Focus on the Charge
Know what form of assault you've been charged with. Assault charges primarily encompass two types: simple and aggravated. Simple assault, the lesser of the two, occurs when a victim has only been threatened with an act of violence or only suffered minor injuries. Slapping someone or shoving them would likely fall into this category.
The more serious charge, aggravated assault, occurs when the victim's injuries require medical attention or the attack resulted in the harm of someone not directly involved in the incident, such as an innocent bystander. Additionally, any attack against an elderly person, disabled person, or government worker will automatically warrant an aggravated assault charge, no matter the extent of their injuries.
Establish Your Defense
Once you understand your charge, you should then focus on your defense. When establishing a defense, it is imperative that you share with your attorney all the details that led up to the event. Did the victim physically assault you previously? Did they make threats of violence toward you or a loved one? What was the aggravating factor that led to the incident?
Understand that these instances won't wipe away your responsibility for your own actions, but they will weigh heavily on the outcome of your case. In some cases, you can have your charge lessened or even discarded if your defense at all proves these actions were somewhat provoked.
What Not To Do
Oftentimes, an assault charge will be accompanied by a restraining order. If you have had this type of order enforced against you, don't take it lightly. Innocently contacting the victim to apologize could be perceived as a threat in the court of law.
Violating a protection order will only lead to more strenuous charges and a higher possibility for time in jail. Avoid contacting the victim for any purpose. You also want to avoid sending messages by a third party, as this is still a form of contact in the eyes of the law.

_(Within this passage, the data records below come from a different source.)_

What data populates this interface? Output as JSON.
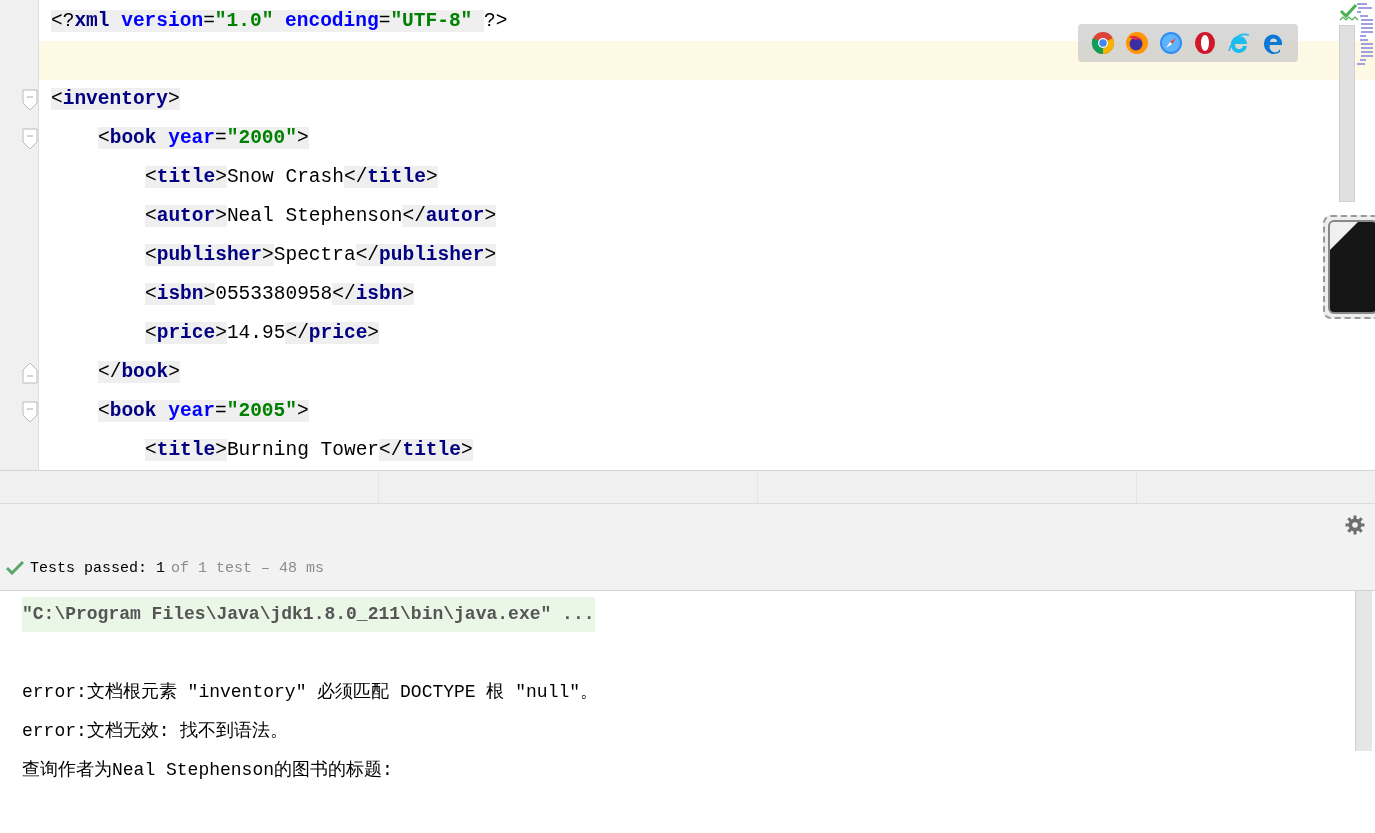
{
  "editor": {
    "lines": [
      {
        "kind": "plain",
        "current": false,
        "tokens": [
          {
            "kind": "punct",
            "text": "<?"
          },
          {
            "kind": "tag",
            "text": "xml"
          },
          {
            "kind": "attr",
            "text": " version"
          },
          {
            "kind": "punct",
            "text": "="
          },
          {
            "kind": "value",
            "text": "\"1.0\""
          },
          {
            "kind": "attr",
            "text": " encoding"
          },
          {
            "kind": "punct",
            "text": "="
          },
          {
            "kind": "value",
            "text": "\"UTF-8\" "
          },
          {
            "kind": "plain",
            "text": "?>"
          }
        ]
      },
      {
        "kind": "plain",
        "current": true
      },
      {
        "kind": "open",
        "current": false,
        "tokens": [
          {
            "kind": "punct",
            "text": "<"
          },
          {
            "kind": "tag",
            "text": "inventory"
          },
          {
            "kind": "punct",
            "text": ">"
          }
        ],
        "children": [
          {
            "kind": "open",
            "current": false,
            "tokens": [
              {
                "kind": "punct",
                "text": "<"
              },
              {
                "kind": "tag",
                "text": "book"
              },
              {
                "kind": "attr",
                "text": " year"
              },
              {
                "kind": "punct",
                "text": "="
              },
              {
                "kind": "value",
                "text": "\"2000\""
              },
              {
                "kind": "punct",
                "text": ">"
              }
            ],
            "children": [
              {
                "kind": "plain",
                "current": false,
                "tokens": [
                  {
                    "kind": "punct",
                    "text": "<"
                  },
                  {
                    "kind": "tag",
                    "text": "title"
                  },
                  {
                    "kind": "punct",
                    "text": ">"
                  },
                  {
                    "kind": "plain",
                    "text": "Snow Crash"
                  },
                  {
                    "kind": "punct",
                    "text": "</"
                  },
                  {
                    "kind": "tag",
                    "text": "title"
                  },
                  {
                    "kind": "punct",
                    "text": ">"
                  }
                ]
              },
              {
                "kind": "plain",
                "current": false,
                "tokens": [
                  {
                    "kind": "punct",
                    "text": "<"
                  },
                  {
                    "kind": "tag",
                    "text": "autor"
                  },
                  {
                    "kind": "punct",
                    "text": ">"
                  },
                  {
                    "kind": "plain",
                    "text": "Neal Stephenson"
                  },
                  {
                    "kind": "punct",
                    "text": "</"
                  },
                  {
                    "kind": "tag",
                    "text": "autor"
                  },
                  {
                    "kind": "punct",
                    "text": ">"
                  }
                ]
              },
              {
                "kind": "plain",
                "current": false,
                "tokens": [
                  {
                    "kind": "punct",
                    "text": "<"
                  },
                  {
                    "kind": "tag",
                    "text": "publisher"
                  },
                  {
                    "kind": "punct",
                    "text": ">"
                  },
                  {
                    "kind": "plain",
                    "text": "Spectra"
                  },
                  {
                    "kind": "punct",
                    "text": "</"
                  },
                  {
                    "kind": "tag",
                    "text": "publisher"
                  },
                  {
                    "kind": "punct",
                    "text": ">"
                  }
                ]
              },
              {
                "kind": "plain",
                "current": false,
                "tokens": [
                  {
                    "kind": "punct",
                    "text": "<"
                  },
                  {
                    "kind": "tag",
                    "text": "isbn"
                  },
                  {
                    "kind": "punct",
                    "text": ">"
                  },
                  {
                    "kind": "plain",
                    "text": "0553380958"
                  },
                  {
                    "kind": "punct",
                    "text": "</"
                  },
                  {
                    "kind": "tag",
                    "text": "isbn"
                  },
                  {
                    "kind": "punct",
                    "text": ">"
                  }
                ]
              },
              {
                "kind": "plain",
                "current": false,
                "tokens": [
                  {
                    "kind": "punct",
                    "text": "<"
                  },
                  {
                    "kind": "tag",
                    "text": "price"
                  },
                  {
                    "kind": "punct",
                    "text": ">"
                  },
                  {
                    "kind": "plain",
                    "text": "14.95"
                  },
                  {
                    "kind": "punct",
                    "text": "</"
                  },
                  {
                    "kind": "tag",
                    "text": "price"
                  },
                  {
                    "kind": "punct",
                    "text": ">"
                  }
                ]
              }
            ]
          },
          {
            "kind": "close",
            "current": false,
            "tokens": [
              {
                "kind": "punct",
                "text": "</"
              },
              {
                "kind": "tag",
                "text": "book"
              },
              {
                "kind": "punct",
                "text": ">"
              }
            ]
          },
          {
            "kind": "open",
            "current": false,
            "tokens": [
              {
                "kind": "punct",
                "text": "<"
              },
              {
                "kind": "tag",
                "text": "book"
              },
              {
                "kind": "attr",
                "text": " year"
              },
              {
                "kind": "punct",
                "text": "="
              },
              {
                "kind": "value",
                "text": "\"2005\""
              },
              {
                "kind": "punct",
                "text": ">"
              }
            ],
            "children": [
              {
                "kind": "plain",
                "current": false,
                "tokens": [
                  {
                    "kind": "punct",
                    "text": "<"
                  },
                  {
                    "kind": "tag",
                    "text": "title"
                  },
                  {
                    "kind": "punct",
                    "text": ">"
                  },
                  {
                    "kind": "plain",
                    "text": "Burning Tower"
                  },
                  {
                    "kind": "punct",
                    "text": "</"
                  },
                  {
                    "kind": "tag",
                    "text": "title"
                  },
                  {
                    "kind": "punct",
                    "text": ">"
                  }
                ]
              }
            ]
          }
        ]
      }
    ]
  },
  "browsers": [
    {
      "kind": "chrome"
    },
    {
      "kind": "firefox"
    },
    {
      "kind": "safari"
    },
    {
      "kind": "opera"
    },
    {
      "kind": "ie"
    },
    {
      "kind": "edge"
    }
  ],
  "status": {
    "label": "Tests passed:",
    "count": "1",
    "detail": "of 1 test – 48 ms"
  },
  "console": {
    "lines": [
      {
        "kind": "command",
        "text": "\"C:\\Program Files\\Java\\jdk1.8.0_211\\bin\\java.exe\" ..."
      },
      {
        "kind": "output",
        "text": "error:文档根元素 \"inventory\" 必须匹配 DOCTYPE 根 \"null\"。"
      },
      {
        "kind": "output",
        "text": "error:文档无效: 找不到语法。"
      },
      {
        "kind": "output",
        "text": "查询作者为Neal Stephenson的图书的标题:"
      }
    ]
  }
}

An assault charge is a serious situation. However, having an attorney on your side can help establish a solid defense and keep your rights protected.